@ Electric Ballroom, London, UK
21st March 2014
Review by Kirsty Birkett-Stubbs
Photos by Inty Malcolm
Seems Red Fang are hot property. They haven’t just packed this place out, they’ve done it as an upgrade having originally been down to knock the O2 Academy Islington into shape. Instead it’s the Electric Ballroom doing the honours. Looks like no-one’s brought their dancing shoes though – but elbows are sharpened and necks primed. We all know which way this is going to go down – only the finest pits for Portland’s finest.
Someone’s making a lot of noise. Outside half a borough of mothers are going “turn it down.” Lord Dying can’t hear though (2.5/5). No one can hear right now. This is some heavy shit, probably the heaviest stuff that you’ll hear tonight, all buzzy riffs and thrash-cum-doom style.
The band are pretty static with it though. Kind of makes the bouncer’s warning about stage divers pointless. No-one’s getting amped up enough off that energy for an over the barrier launch.
Sometimes though it lapses into just noise though, not musical noise, but noise noise. Which is a shame because on record Lord Dying are always able to balance that raw sound with a little finesse. Tonight though it feels all a bit ‘turn it up’ and let it ride. Be great if next time though they got across a little more of that depth. Might keep the local mums happy too.
Next up is some long-haired leather-jacketed rock ‘n’ roll with punk pretensions. Or The Shrine (4/5) as this trio from California have monikered themselves. The first minute or two is part jam, part tune-up, part intro – but it’s all good.
And then there’s guitarist/vocalist Josh Landau’s “This one’s about” little intros to each song. It’s kind of nice, something that’s often missing nowadays, that story of why a song is. Even if you’re not sure you’re being told the truth.
He plays a mean solo too. Sometimes it descends into the kind of extended guitar widdling that is usually the privilege of the greats, but proves that it shouldn’t be.

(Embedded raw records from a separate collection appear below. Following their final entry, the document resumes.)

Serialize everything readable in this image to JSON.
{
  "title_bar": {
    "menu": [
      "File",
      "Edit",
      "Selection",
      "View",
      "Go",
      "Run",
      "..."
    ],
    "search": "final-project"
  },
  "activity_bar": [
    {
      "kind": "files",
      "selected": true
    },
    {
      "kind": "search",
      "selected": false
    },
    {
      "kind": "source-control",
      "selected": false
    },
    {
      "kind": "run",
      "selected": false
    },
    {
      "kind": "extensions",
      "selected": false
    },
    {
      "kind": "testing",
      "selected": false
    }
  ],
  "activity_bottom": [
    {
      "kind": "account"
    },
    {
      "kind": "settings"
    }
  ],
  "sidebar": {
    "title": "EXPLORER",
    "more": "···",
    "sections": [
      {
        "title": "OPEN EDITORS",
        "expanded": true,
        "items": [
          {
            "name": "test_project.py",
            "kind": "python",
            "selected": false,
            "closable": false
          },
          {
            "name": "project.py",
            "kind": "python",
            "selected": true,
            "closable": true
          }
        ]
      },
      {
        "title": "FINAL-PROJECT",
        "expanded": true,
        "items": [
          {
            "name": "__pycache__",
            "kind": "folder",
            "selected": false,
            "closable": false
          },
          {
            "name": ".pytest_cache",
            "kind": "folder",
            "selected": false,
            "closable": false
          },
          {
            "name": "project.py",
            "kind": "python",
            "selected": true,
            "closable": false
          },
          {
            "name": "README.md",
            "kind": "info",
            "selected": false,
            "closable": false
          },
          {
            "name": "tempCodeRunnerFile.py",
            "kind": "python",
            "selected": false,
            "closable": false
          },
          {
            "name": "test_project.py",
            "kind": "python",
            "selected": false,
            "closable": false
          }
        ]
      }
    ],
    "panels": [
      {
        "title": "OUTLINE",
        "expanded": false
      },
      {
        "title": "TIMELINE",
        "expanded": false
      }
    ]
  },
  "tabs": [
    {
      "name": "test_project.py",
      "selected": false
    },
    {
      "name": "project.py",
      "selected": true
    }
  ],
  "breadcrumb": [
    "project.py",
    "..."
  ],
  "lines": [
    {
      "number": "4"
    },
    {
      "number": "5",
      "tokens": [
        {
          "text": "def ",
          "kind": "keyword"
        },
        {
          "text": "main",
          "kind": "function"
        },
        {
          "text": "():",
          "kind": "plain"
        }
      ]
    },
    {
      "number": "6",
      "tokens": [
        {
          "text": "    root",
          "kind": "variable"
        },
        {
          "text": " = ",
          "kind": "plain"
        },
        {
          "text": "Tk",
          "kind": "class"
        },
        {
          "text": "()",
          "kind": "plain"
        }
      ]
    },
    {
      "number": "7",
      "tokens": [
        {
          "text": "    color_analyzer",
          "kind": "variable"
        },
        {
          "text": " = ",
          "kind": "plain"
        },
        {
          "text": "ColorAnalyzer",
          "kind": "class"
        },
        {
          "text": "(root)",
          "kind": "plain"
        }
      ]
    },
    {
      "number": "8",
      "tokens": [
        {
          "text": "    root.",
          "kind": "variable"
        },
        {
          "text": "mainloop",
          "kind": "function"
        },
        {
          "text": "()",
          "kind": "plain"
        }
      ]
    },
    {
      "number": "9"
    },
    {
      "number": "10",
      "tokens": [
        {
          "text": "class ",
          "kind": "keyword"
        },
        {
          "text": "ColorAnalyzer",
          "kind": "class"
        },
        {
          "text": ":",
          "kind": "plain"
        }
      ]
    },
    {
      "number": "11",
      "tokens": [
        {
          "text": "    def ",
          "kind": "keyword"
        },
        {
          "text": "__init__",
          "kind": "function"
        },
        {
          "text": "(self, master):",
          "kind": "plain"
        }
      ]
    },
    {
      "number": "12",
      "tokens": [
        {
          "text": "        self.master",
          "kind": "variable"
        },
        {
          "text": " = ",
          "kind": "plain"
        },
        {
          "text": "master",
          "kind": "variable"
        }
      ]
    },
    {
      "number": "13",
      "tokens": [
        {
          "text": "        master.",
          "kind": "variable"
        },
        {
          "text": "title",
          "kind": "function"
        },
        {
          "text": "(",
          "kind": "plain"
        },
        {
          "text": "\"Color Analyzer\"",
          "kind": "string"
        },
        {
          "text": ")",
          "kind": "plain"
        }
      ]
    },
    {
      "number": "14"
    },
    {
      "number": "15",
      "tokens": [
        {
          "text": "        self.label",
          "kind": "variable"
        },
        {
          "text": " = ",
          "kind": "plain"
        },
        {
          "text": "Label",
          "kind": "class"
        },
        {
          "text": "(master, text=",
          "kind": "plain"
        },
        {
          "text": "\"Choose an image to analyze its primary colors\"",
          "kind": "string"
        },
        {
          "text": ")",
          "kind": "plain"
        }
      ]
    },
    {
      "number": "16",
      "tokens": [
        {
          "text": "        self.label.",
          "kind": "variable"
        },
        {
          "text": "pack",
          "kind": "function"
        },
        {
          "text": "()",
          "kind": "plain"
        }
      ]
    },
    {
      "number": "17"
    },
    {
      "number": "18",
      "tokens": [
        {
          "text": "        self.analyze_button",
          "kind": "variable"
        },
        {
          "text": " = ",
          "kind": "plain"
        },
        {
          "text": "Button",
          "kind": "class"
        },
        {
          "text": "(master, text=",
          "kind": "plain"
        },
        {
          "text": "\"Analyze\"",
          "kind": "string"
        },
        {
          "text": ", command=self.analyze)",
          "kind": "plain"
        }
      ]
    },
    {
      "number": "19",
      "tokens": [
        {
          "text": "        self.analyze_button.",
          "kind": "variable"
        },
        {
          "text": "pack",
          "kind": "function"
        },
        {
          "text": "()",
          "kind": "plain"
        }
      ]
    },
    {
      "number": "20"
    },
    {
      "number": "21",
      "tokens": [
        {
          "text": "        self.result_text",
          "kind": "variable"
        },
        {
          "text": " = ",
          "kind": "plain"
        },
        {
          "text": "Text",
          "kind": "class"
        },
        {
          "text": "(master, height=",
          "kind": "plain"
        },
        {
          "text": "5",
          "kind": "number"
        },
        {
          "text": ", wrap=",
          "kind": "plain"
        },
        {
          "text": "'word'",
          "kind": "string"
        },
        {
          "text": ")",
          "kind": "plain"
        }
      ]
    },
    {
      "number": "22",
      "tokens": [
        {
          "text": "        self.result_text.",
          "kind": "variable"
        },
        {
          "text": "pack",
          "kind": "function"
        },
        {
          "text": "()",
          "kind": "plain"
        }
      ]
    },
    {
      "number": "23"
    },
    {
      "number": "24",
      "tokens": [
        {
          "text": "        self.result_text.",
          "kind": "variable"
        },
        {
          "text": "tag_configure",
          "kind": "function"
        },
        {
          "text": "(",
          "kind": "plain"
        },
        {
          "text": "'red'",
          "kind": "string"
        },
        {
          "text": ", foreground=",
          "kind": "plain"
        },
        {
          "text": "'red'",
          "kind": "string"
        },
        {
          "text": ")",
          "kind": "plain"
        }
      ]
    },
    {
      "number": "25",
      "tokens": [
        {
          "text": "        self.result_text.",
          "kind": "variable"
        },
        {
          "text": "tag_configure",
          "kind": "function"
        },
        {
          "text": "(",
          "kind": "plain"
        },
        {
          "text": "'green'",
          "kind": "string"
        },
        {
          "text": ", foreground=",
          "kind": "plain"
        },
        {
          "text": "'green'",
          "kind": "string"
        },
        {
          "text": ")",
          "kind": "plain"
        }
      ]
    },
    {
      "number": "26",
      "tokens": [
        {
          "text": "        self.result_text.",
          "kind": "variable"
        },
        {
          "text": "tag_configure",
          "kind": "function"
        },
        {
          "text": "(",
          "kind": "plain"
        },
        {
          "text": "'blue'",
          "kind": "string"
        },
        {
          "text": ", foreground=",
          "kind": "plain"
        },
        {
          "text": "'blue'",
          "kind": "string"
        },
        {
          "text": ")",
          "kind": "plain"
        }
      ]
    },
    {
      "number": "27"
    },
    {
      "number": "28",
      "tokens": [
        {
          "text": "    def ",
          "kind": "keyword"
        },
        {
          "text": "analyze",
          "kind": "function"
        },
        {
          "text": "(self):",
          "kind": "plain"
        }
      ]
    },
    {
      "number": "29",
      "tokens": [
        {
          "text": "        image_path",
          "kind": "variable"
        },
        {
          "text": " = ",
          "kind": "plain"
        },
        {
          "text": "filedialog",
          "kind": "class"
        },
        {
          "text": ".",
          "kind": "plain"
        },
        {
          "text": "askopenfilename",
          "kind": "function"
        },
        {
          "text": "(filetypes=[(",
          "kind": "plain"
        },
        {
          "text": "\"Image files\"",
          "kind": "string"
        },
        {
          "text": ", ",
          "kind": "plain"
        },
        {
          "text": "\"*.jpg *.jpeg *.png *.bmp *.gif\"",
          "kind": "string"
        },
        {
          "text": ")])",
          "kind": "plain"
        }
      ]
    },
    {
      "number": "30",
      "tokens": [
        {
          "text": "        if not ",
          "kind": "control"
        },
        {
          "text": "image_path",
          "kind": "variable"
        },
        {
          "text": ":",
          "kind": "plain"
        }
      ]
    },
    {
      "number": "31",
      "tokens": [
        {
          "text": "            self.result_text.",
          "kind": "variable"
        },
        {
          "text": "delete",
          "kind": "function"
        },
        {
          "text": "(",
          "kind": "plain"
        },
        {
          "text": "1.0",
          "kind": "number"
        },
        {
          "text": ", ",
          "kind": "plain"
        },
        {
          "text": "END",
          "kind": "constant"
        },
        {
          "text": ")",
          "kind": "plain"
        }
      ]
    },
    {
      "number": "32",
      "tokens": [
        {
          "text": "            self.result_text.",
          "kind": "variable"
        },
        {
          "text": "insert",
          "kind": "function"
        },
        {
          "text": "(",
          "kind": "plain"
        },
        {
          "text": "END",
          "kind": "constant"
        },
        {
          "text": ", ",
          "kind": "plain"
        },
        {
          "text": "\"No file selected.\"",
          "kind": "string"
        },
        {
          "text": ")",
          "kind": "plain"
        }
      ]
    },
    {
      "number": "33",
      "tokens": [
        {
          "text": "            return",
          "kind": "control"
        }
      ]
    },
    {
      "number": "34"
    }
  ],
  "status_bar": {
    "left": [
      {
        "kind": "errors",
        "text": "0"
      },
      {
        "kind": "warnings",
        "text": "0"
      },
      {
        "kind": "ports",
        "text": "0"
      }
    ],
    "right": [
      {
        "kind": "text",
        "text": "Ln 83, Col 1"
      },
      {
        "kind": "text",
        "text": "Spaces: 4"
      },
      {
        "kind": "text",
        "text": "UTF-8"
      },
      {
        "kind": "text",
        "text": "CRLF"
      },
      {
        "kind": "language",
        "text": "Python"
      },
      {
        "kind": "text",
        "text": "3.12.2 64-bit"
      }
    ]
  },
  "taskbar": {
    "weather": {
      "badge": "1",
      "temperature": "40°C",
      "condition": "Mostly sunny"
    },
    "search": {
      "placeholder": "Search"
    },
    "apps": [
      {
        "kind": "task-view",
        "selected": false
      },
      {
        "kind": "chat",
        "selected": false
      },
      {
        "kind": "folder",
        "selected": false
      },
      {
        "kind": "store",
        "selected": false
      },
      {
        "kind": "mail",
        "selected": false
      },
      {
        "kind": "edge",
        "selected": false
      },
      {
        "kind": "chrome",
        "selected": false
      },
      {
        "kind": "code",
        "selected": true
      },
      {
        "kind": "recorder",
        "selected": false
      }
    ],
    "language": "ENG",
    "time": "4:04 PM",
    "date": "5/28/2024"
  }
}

There’s a vintage vibe, but the attitude is all young as evidenced by “Worship’s” punky gang-vocal chorus, whilst “The Duke” takes a more scuzzed-up Sabbath approach. Any one who thinks you need more than one guitar, more than three members to be a proper band needs to go see The Shrine. And say sorry.
Red Fang (4/5) tear straight into the crowd like dogs at an unattended barbecue. But with better beards. Instead of absolute horror though, the scene is an outpouring of reciprocal love. Although if “Hank Is Dead” maybe this is what done him for. Because tonight Red Fang sound massive even when on the surface they’re being more measured. It’s because there’s so much more bubbling under than you’d immediately suspect.
Much of the set is pulled from last year’s WHALES AND LEECHES, but that’s the newbie’s privilege. And tracks like “No Hope” don’t have to make much of a case for their inclusion giving the pretence of being dinged-up stoner rock but actually are pretty slick affairs that go down without much trouble. There’s almost a tag team vibe down in the pit with one kid in and one kid out rules, but none of them are ever in immediate danger. Which will make mums even happier.
Either it’s not coming across so well, or they’ve just not brought it tonight, but sadly a little bit of the Red Fang good-time mentality seems to have evaporated, with this feeling a touch ‘all business’. Or maybe they’ve sidelined the chat so they can give us more tunes. What is nice though is to hear that new material in its sweaty glory. It takes some of the sheen off the recorded versions and makes songs like “1516” feel more lived in, particularly when it comes to the rougher vocals.
“Wires” opening salvo rings out in an upping-of-the-ante before Aaron Beam’s vocals slide over the top, and then there’s “Blood Like Cream”, which has garnered the Fangsters so much attention, with it’s almost indie-chorus line. The Electric Ballroom’s not-even-remotely-badass curfew means the encore is so unmilked it’s all the way back in the cow, but we do get to go full circle to the very start with “Prehistoric Dog” proving it’s still got all its teeth.
The same can be said about the crowd. Because whilst Red Fang brought an A game, ultimately they’re leaving with those chompers unbloodied, and everyone’s still got their molars. The departing masses look rocked, but in the safest way possible. A little spit and polish and they’ll be as good as new. And that’s a shame because the best shows stay with you for a few days. Hopefully next time Red Fang will chew us up and spit us back out, rather than nibble around the edges.